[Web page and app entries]
====================
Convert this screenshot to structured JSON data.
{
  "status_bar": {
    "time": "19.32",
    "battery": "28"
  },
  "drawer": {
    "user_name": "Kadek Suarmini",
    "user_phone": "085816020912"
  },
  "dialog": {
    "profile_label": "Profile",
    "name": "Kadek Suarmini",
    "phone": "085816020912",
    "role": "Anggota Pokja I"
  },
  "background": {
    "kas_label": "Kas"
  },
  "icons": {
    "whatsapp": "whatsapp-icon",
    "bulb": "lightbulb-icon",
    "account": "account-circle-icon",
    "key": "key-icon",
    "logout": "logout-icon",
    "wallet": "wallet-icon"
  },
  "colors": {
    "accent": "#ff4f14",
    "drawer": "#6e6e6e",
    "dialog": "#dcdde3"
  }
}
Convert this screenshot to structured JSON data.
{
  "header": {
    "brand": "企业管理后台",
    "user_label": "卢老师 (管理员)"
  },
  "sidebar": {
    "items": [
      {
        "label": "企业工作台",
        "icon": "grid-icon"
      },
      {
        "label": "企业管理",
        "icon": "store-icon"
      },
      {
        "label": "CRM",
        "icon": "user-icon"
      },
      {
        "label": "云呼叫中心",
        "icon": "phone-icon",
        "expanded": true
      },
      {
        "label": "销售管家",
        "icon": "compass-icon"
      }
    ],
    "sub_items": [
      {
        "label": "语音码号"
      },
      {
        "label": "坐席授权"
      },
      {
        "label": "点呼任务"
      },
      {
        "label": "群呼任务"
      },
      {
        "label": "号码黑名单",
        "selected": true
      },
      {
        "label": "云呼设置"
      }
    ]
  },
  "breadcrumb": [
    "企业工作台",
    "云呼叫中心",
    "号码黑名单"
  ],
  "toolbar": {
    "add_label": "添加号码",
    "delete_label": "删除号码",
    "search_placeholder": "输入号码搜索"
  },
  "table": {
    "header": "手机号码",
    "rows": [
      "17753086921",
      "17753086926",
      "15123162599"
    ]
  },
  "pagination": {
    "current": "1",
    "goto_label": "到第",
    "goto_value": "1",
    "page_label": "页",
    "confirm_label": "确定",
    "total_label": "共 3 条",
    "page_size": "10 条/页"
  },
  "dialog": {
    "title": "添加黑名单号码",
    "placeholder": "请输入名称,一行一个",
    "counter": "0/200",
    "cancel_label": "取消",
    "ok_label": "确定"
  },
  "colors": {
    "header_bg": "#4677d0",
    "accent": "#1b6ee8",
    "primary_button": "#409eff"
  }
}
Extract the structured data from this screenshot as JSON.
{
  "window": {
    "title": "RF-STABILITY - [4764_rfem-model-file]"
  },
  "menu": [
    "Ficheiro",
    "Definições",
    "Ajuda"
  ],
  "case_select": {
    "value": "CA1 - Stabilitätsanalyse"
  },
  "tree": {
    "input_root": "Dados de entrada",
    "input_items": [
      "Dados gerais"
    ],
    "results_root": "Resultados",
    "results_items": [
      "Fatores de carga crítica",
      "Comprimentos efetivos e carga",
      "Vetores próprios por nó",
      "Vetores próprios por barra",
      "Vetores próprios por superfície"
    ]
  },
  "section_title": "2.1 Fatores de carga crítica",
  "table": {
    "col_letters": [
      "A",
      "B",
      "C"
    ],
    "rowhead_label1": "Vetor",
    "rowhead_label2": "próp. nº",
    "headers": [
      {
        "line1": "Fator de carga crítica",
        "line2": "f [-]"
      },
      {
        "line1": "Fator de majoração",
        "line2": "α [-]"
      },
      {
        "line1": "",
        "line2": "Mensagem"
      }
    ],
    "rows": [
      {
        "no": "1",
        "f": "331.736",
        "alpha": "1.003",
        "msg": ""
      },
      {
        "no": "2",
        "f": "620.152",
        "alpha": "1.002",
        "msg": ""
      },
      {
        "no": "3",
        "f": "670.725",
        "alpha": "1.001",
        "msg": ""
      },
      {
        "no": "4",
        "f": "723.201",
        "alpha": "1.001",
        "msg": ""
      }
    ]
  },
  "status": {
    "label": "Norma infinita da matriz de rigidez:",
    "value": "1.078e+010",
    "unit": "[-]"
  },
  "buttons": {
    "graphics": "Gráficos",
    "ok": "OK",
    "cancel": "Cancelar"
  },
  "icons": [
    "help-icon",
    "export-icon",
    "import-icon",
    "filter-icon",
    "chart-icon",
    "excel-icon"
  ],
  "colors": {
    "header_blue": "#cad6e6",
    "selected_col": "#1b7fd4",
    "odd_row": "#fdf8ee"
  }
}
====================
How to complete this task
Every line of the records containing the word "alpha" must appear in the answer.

Response for this exercise
        "alpha": "1.003",
        "alpha": "1.002",
        "alpha": "1.001",
        "alpha": "1.001",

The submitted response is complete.